Read the records below and report each line in which "value" occurs.

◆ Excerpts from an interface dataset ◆

━━━━━━━━━━

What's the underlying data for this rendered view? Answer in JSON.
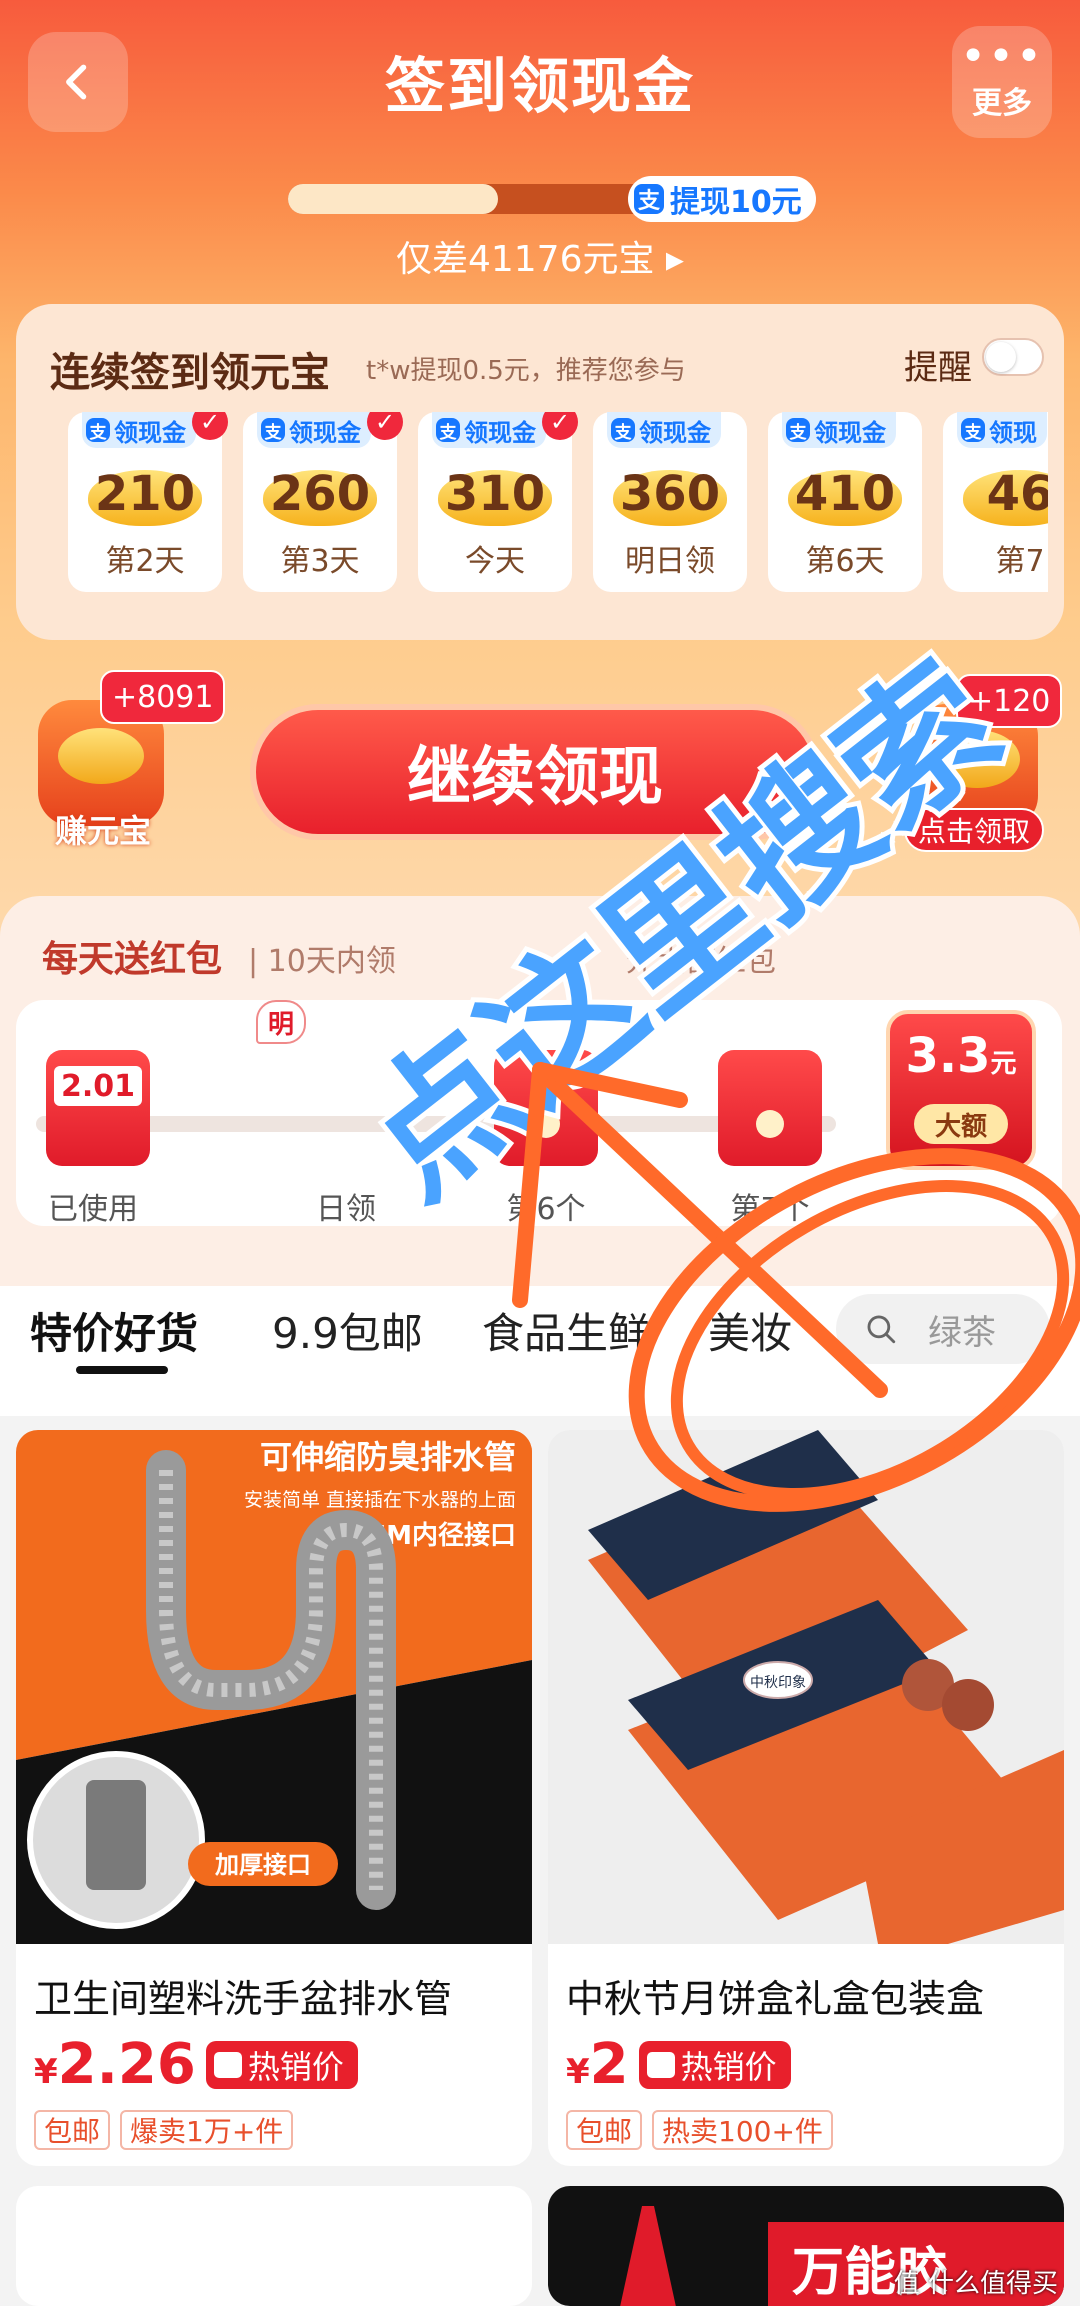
{
  "header": {
    "title": "签到领现金",
    "more_label": "更多",
    "more_dots": "•••"
  },
  "progress": {
    "badge": "提现10元",
    "subtitle": "仅差41176元宝 ▸",
    "fill_fraction": 0.5
  },
  "alipay_mark": "支",
  "checkin": {
    "title": "连续签到领元宝",
    "desc": "t*w提现0.5元，推荐您参与",
    "remind_label": "提醒",
    "days": [
      {
        "badge": "领现金",
        "value": "210",
        "label": "第2天",
        "checked": true
      },
      {
        "badge": "领现金",
        "value": "260",
        "label": "第3天",
        "checked": true
      },
      {
        "badge": "领现金",
        "value": "310",
        "label": "今天",
        "checked": true
      },
      {
        "badge": "领现金",
        "value": "360",
        "label": "明日领",
        "checked": false
      },
      {
        "badge": "领现金",
        "value": "410",
        "label": "第6天",
        "checked": false
      },
      {
        "badge": "领现",
        "value": "46",
        "label": "第7",
        "checked": false
      }
    ]
  },
  "actions": {
    "earn_label": "赚元宝",
    "earn_badge": "+8091",
    "main_button": "继续领现",
    "claim_label": "点击领取",
    "claim_badge": "+120"
  },
  "redpack": {
    "title": "每天送红包",
    "desc": "| 10天内领",
    "desc_tail": "元大额红包",
    "tomorrow_tag": "明",
    "items": [
      {
        "value": "2.01",
        "label": "已使用"
      },
      {
        "value": "",
        "label": "日领"
      },
      {
        "value": "",
        "label": "第6个"
      },
      {
        "value": "",
        "label": "第7个"
      }
    ],
    "big": {
      "value": "3.3",
      "unit": "元",
      "tag": "大额"
    }
  },
  "tabs": [
    {
      "label": "特价好货",
      "active": true
    },
    {
      "label": "9.9包邮",
      "active": false
    },
    {
      "label": "食品生鲜",
      "active": false
    },
    {
      "label": "美妆",
      "active": false
    }
  ],
  "search": {
    "placeholder": "绿茶"
  },
  "products": [
    {
      "name": "卫生间塑料洗手盆排水管",
      "price_symbol": "¥",
      "price": "2.26",
      "hot_tag": "热销价",
      "tags": [
        "包邮",
        "爆卖1万+件"
      ],
      "img_title": "可伸缩防臭排水管",
      "img_sub": "安装简单 直接插在下水器的上面",
      "img_sub2": "26MM内径接口",
      "img_badge": "加厚接口"
    },
    {
      "name": "中秋节月饼盒礼盒包装盒",
      "price_symbol": "¥",
      "price": "2",
      "hot_tag": "热销价",
      "tags": [
        "包邮",
        "热卖100+件"
      ],
      "img_logo": "中秋印象"
    }
  ],
  "bottom_card": {
    "banner": "万能胶"
  },
  "watermark": "值 什么值得买",
  "overlay_text": "点这里搜索",
  "colors": {
    "brand_red": "#e8202c",
    "header_orange": "#f75b3d",
    "alipay_blue": "#1677ff",
    "overlay_blue": "#4aa3ff",
    "annotation_orange": "#ff6a2a"
  }
}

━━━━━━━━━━

◆ Final answer ◆
        "value": "210",
        "value": "260",
        "value": "310",
        "value": "360",
        "value": "410",
        "value": "46",
        "value": "2.01",
        "value": "",
        "value": "",
        "value": "",
      "value": "3.3",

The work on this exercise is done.